Harvard scientists Emily Weinstein and you will Carrie James was bridging the latest pit ranging from adults and youngsters by providing a teenager-level view of what it ways to grow up digital now.
Within brand new book, About Its Screens: Exactly what Family is actually Against (And you may Grownups is Lost), it express investigation away from a good multiyear questionnaire greater than 3,five-hundred teens along the All of us.
Weinstein and James – both dominant detectives in the Enterprise Zero, based at Harvard Graduate College of Degree – believe adults need disperse past blaming house windows and you can rather empathize with what it means to-be a teenager in the a good electronic globe. Coaches, specifically, could play a unique part in assisting children navigate their advanced electronic life.
“Youngsters was basically clear around which they require and require far more service doing way too many points they truly are up against trailing their screens,” Weinstein claims. “However, even grownups into good purposes – parents, educators, educators, and – too often misunderstand just what family is actually facing following miss the goal when they make an lesbian dating in Philadelphia effort to help.”
We pay attention to lots of parental anxiety about what you should do in terms of young ones and social networking. But what concerning the novel role from instructors inside dialogue?

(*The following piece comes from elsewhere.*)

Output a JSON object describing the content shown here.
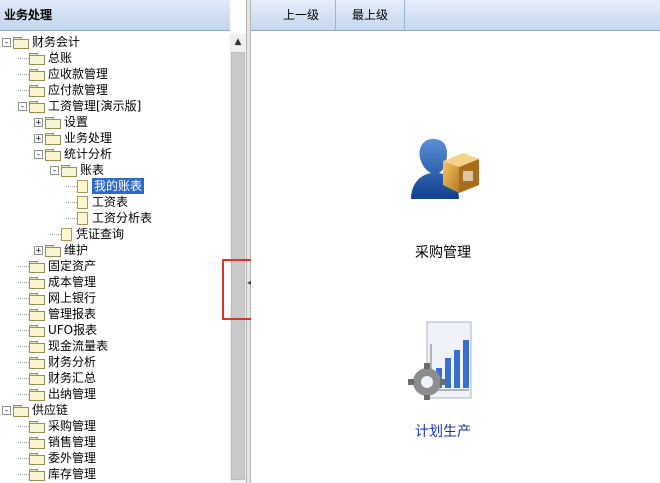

Carrie James: Teachers can produce room to possess young adults to understand more about the true stress and you can electronic troubles they consistently face within connected lives. Kids informed all of us from the everyday choice things that provide them with pause: When a pal was battling and you will trying to own assistance in the all days, what is the proper edge ranging from becoming a readily available, “good” friend and you can disconnecting getting my personal self care? Inside a digital context where performative listings and over-the-better comments is the norm, how to be real? Can i re also-display unlawful videos to boost sense throughout the what’s going on regarding community, even when the movies might be triggering or bad for colleagues?
Inquiries such as, you to definitely echo teens’ actual discomfort points, are strong entryway factors to own related discovering and you will class room discussion. The ways college students browse these situations inside their real lifetime has ramifications to own school environment, too. In the last very long time, we’ve been working directly which have Common sense Studies to help you convert key expertise from your browse which have toddlers on the practical classroom courses one to slim on the thorny trouble they face. We have been especially happy with brand new Considering Behavior and you can Digital Problems centre we co-install with certain resources to deal with electronic activities, public mental conditions, and you will civic dilemmas.

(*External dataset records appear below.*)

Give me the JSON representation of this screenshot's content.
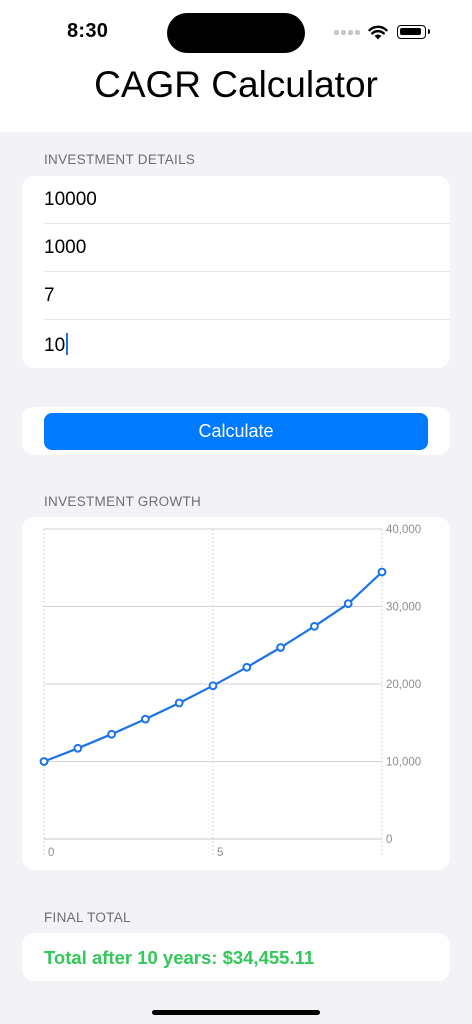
{
  "status_bar": {
    "time": "8:30"
  },
  "app": {
    "title": "CAGR Calculator"
  },
  "investment_details": {
    "section_label": "INVESTMENT DETAILS",
    "fields": [
      {
        "value": "10000"
      },
      {
        "value": "1000"
      },
      {
        "value": "7"
      },
      {
        "value": "10"
      }
    ]
  },
  "calculate": {
    "label": "Calculate",
    "color": "#007aff"
  },
  "growth": {
    "section_label": "INVESTMENT GROWTH"
  },
  "final": {
    "section_label": "FINAL TOTAL",
    "text": "Total after 10 years: $34,455.11",
    "color": "#34c759"
  },
  "chart_data": {
    "type": "line",
    "title": "",
    "xlabel": "",
    "ylabel": "",
    "x": [
      0,
      1,
      2,
      3,
      4,
      5,
      6,
      7,
      8,
      9,
      10
    ],
    "series": [
      {
        "values": [
          10000,
          11700,
          13519,
          15465,
          17548,
          19777,
          22161,
          24712,
          27442,
          30363,
          34455
        ]
      }
    ],
    "xlim": [
      0,
      10
    ],
    "ylim": [
      0,
      40000
    ],
    "x_ticks": [
      "0",
      "5"
    ],
    "y_ticks": [
      "0",
      "10,000",
      "20,000",
      "30,000",
      "40,000"
    ],
    "y_tick_values": [
      0,
      10000,
      20000,
      30000,
      40000
    ],
    "x_tick_values": [
      0,
      5
    ],
    "line_color": "#1a73e8",
    "grid": true,
    "y_axis_position": "right"
  }
}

“Family was obvious around which they wanted and want far more assistance up to way too many affairs they’re facing at the rear of the house windows. However, also people to your good intentions – parents, teachers, educators, and more – too frequently misunderstand what children was up against.”
In recent years, we have observed a development inside “challenges” happening on the social media that will be possibly hurtful and you can turbulent in order to child’s life or to someone else. When manage these types of trend become unsafe, whenever is to educators otherwise school administrators work?
Emily Weinstein: They feels as though often there is a different and you may risky social network “challenge” so you’re able to alert facing, when it involves burning ways, moving up milk crates, planking from inside the unsafe metropolises, or attempting to consume Tide Pods. Just as in way too many one thing, social networking causes the newest quick bequeath regarding another and you may, in this instance, stupid ideas.